What to work on
Copy every line of the following data that includes the string "Door".

Dataset records
——

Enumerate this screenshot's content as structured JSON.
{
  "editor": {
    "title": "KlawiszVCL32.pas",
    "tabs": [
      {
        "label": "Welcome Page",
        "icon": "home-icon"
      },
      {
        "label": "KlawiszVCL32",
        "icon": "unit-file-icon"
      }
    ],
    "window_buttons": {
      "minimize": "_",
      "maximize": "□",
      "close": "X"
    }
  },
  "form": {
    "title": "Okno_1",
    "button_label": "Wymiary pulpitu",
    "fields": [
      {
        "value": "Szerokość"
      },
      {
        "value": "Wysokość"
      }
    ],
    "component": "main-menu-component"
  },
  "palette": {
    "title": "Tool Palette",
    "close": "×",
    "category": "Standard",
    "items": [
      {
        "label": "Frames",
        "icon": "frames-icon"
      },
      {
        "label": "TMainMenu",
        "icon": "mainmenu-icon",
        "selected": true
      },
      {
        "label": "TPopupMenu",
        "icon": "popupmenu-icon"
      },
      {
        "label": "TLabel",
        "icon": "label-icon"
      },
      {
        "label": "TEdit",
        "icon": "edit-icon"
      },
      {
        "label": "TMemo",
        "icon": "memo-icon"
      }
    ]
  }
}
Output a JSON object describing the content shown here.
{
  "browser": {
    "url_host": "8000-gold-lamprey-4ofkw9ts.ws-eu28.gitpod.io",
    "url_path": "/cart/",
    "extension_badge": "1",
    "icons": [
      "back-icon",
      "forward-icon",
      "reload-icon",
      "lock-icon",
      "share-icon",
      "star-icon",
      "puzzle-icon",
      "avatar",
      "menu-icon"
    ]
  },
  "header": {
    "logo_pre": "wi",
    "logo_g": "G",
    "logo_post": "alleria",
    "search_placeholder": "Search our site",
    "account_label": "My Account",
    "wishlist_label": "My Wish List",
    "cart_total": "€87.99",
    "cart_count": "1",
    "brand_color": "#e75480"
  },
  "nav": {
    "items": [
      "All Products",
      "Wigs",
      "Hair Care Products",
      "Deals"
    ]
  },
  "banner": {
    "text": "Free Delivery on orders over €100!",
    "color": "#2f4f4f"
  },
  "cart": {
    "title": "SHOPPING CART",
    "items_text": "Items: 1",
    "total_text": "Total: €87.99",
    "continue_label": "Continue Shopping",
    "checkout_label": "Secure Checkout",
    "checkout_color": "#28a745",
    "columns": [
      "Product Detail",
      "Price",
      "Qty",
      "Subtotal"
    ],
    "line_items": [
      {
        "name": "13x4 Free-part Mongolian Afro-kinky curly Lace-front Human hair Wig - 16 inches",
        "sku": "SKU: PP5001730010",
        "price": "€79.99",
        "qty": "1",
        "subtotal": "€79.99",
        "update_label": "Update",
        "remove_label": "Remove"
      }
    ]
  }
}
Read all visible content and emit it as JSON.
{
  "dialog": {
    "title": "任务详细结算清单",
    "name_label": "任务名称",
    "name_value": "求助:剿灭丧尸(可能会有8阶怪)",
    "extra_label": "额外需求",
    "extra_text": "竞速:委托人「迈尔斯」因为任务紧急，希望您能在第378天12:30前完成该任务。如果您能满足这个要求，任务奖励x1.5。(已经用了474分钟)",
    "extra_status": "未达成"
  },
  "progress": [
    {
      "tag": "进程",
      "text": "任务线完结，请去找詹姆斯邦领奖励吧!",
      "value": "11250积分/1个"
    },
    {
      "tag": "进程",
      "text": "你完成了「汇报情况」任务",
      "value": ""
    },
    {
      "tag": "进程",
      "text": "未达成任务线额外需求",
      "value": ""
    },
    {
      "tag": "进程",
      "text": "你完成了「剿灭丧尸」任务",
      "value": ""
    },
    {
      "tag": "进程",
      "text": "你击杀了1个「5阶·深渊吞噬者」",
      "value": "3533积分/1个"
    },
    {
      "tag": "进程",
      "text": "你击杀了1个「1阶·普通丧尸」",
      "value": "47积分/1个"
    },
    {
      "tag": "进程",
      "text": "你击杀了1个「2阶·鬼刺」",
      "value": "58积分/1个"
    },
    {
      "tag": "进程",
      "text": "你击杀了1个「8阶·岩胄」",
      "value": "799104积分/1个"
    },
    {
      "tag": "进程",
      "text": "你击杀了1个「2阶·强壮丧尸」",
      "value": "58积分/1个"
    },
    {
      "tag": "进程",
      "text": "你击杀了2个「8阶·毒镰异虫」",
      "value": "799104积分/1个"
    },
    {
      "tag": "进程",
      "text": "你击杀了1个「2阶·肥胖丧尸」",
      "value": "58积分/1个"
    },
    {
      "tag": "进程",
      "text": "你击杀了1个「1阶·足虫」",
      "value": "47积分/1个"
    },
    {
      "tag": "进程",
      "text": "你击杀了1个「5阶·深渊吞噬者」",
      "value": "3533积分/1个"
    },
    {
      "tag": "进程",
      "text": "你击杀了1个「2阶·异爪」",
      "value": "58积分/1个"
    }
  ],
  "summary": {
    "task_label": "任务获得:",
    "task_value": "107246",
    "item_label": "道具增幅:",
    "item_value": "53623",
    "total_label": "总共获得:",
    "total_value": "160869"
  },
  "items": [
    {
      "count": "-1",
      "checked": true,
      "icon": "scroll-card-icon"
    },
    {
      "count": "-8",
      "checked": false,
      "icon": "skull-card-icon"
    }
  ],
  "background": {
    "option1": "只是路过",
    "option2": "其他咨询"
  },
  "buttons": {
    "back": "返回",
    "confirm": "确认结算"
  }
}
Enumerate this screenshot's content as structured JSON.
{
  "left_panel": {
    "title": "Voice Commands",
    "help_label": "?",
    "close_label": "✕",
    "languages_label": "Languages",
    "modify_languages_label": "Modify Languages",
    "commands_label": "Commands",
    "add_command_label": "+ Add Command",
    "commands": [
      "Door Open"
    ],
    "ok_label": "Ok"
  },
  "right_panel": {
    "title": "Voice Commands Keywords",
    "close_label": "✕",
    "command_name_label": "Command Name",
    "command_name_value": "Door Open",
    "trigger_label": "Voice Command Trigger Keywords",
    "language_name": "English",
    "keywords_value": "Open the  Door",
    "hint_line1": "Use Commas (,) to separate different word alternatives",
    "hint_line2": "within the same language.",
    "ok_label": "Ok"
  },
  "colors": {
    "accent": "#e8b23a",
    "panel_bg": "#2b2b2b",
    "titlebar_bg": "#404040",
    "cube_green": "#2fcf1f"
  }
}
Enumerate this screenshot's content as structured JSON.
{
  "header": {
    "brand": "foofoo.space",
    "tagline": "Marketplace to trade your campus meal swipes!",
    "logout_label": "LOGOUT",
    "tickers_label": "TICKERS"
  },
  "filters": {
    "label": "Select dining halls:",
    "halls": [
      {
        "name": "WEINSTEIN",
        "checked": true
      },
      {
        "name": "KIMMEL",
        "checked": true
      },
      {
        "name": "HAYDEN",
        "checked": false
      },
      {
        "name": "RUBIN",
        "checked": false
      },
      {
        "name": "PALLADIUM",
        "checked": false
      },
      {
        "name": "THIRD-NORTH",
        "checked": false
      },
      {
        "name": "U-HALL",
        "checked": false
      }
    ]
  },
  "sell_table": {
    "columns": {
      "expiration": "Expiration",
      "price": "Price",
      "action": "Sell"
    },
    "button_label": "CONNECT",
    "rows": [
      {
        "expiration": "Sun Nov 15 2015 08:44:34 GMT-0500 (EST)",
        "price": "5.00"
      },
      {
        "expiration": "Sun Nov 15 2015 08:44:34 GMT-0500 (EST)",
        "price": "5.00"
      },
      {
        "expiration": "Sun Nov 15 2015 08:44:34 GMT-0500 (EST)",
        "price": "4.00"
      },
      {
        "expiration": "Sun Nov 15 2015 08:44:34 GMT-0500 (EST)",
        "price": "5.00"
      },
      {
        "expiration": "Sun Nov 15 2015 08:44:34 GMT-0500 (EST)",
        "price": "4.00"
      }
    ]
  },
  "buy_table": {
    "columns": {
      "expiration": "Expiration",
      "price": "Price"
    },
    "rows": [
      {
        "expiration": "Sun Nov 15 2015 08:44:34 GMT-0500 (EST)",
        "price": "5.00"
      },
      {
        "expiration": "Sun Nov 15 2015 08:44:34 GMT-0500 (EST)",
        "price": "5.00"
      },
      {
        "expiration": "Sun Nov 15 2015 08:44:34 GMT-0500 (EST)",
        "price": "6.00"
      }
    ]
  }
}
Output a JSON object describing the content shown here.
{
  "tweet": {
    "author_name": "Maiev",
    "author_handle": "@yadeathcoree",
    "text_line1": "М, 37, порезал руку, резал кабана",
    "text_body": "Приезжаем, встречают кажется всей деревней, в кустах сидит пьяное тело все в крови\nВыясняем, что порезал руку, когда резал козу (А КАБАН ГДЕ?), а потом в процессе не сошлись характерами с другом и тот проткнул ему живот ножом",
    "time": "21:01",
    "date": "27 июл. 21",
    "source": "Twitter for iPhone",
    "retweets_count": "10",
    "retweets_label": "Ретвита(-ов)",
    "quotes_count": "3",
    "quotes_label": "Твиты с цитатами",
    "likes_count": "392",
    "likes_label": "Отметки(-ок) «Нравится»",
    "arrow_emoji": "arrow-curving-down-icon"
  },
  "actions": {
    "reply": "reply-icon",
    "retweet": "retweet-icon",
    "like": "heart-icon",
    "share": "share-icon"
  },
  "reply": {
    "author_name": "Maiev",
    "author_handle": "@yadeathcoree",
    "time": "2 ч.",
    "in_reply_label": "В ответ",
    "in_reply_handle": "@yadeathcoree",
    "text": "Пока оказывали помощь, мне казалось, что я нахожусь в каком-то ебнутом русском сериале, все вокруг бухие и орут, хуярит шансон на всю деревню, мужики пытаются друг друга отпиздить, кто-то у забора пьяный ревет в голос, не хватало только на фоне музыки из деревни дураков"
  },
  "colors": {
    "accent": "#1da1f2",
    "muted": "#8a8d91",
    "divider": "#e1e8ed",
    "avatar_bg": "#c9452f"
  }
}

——

Result below
      "Door Open"
    "command_name_value": "Door Open",
    "keywords_value": "Open the  Door",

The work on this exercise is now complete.